[INSTRUCTIONS FOR THE TASK]
Each entry below is to be returned exactly, with any pictures left out.

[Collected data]
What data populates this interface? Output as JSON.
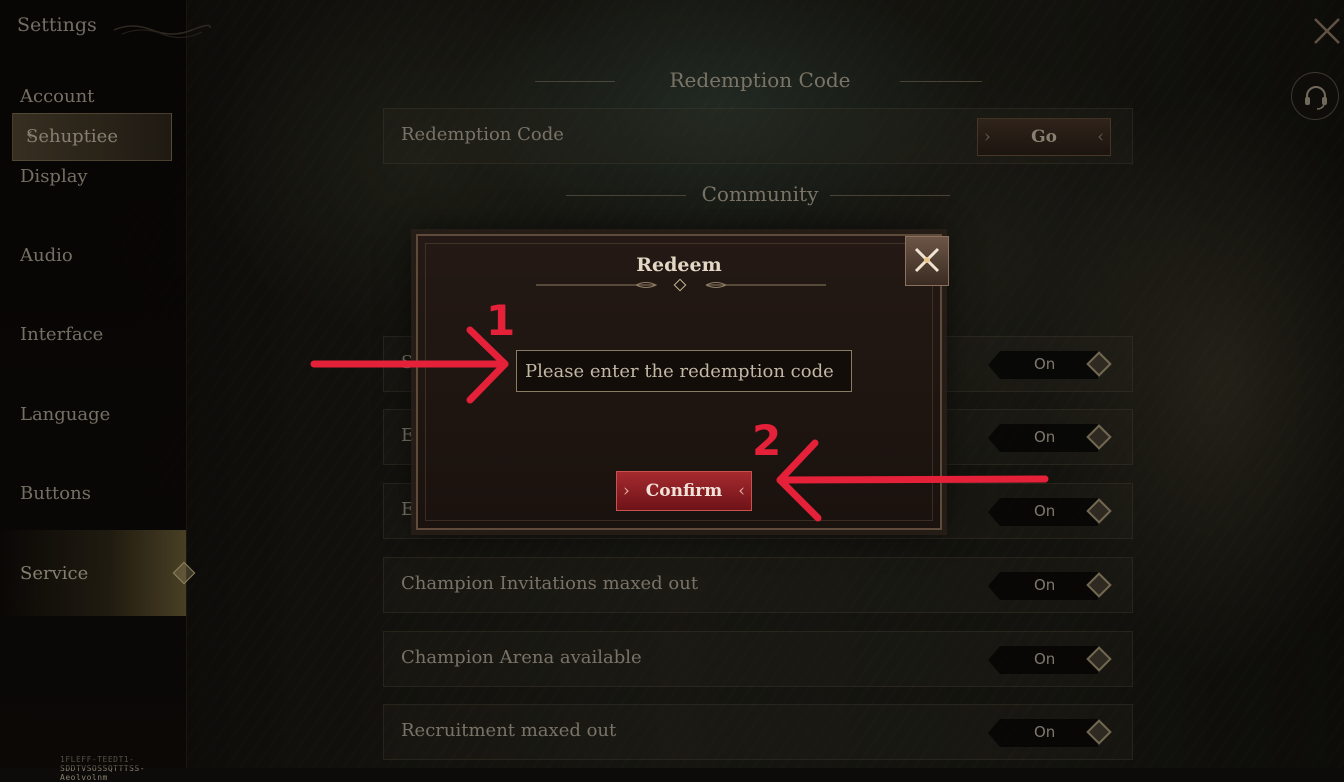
{
  "sidebar": {
    "title": "Settings",
    "items": [
      {
        "label": "Account"
      },
      {
        "label": "Sehuptiee"
      },
      {
        "label": "Display"
      },
      {
        "label": "Audio"
      },
      {
        "label": "Interface"
      },
      {
        "label": "Language"
      },
      {
        "label": "Buttons"
      },
      {
        "label": "Service"
      }
    ],
    "selected_chevron": "‹",
    "version_text": "1FLEFF-TEEDT1-SDDTVSOSSQTTTSS- Aeolvolnm"
  },
  "sections": {
    "redemption_header": "Redemption Code",
    "community_header": "Community"
  },
  "redemption_row": {
    "label": "Redemption Code",
    "go_label": "Go"
  },
  "rows": [
    {
      "label": "S",
      "toggle": "On"
    },
    {
      "label": "E",
      "toggle": "On"
    },
    {
      "label": "E",
      "toggle": "On"
    },
    {
      "label": "Champion Invitations maxed out",
      "toggle": "On"
    },
    {
      "label": "Champion Arena available",
      "toggle": "On"
    },
    {
      "label": "Recruitment maxed out",
      "toggle": "On"
    }
  ],
  "modal": {
    "title": "Redeem",
    "input_placeholder": "Please enter the redemption code",
    "input_value": "",
    "confirm_label": "Confirm"
  },
  "annotations": {
    "step1": "1",
    "step2": "2",
    "color": "#e5213a"
  },
  "icons": {
    "close": "close-icon",
    "headset": "headset-icon",
    "modal_close": "close-icon"
  },
  "colors": {
    "accent_red": "#a52a2f",
    "text_light": "#c3b9a5"
  }
}
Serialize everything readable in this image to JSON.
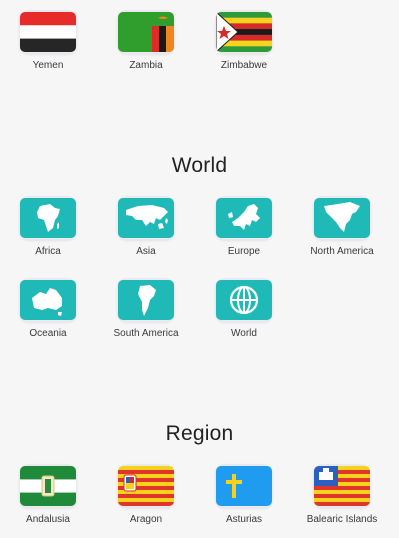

[YOUR SOLUTION]
What data populates this interface? Output as JSON.
{
  "sidebar": {
    "title": "Settings",
    "items": [
      {
        "label": "Account"
      },
      {
        "label": "Sehuptiee"
      },
      {
        "label": "Display"
      },
      {
        "label": "Audio"
      },
      {
        "label": "Interface"
      },
      {
        "label": "Language"
      },
      {
        "label": "Buttons"
      },
      {
        "label": "Service"
      }
    ],
    "selected_chevron": "‹",
    "version_text": "1FLEFF-TEEDT1-SDDTVSOSSQTTTSS- Aeolvolnm"
  },
  "sections": {
    "redemption_header": "Redemption Code",
    "community_header": "Community"
  },
  "redemption_row": {
    "label": "Redemption Code",
    "go_label": "Go"
  },
  "rows": [
    {
      "label": "S",
      "toggle": "On"
    },
    {
      "label": "E",
      "toggle": "On"
    },
    {
      "label": "E",
      "toggle": "On"
    },
    {
      "label": "Champion Invitations maxed out",
      "toggle": "On"
    },
    {
      "label": "Champion Arena available",
      "toggle": "On"
    },
    {
      "label": "Recruitment maxed out",
      "toggle": "On"
    }
  ],
  "modal": {
    "title": "Redeem",
    "input_placeholder": "Please enter the redemption code",
    "input_value": "",
    "confirm_label": "Confirm"
  },
  "annotations": {
    "step1": "1",
    "step2": "2",
    "color": "#e5213a"
  },
  "icons": {
    "close": "close-icon",
    "headset": "headset-icon",
    "modal_close": "close-icon"
  },
  "colors": {
    "accent_red": "#a52a2f",
    "text_light": "#c3b9a5"
  }
}
Serialize everything readable in this image to JSON.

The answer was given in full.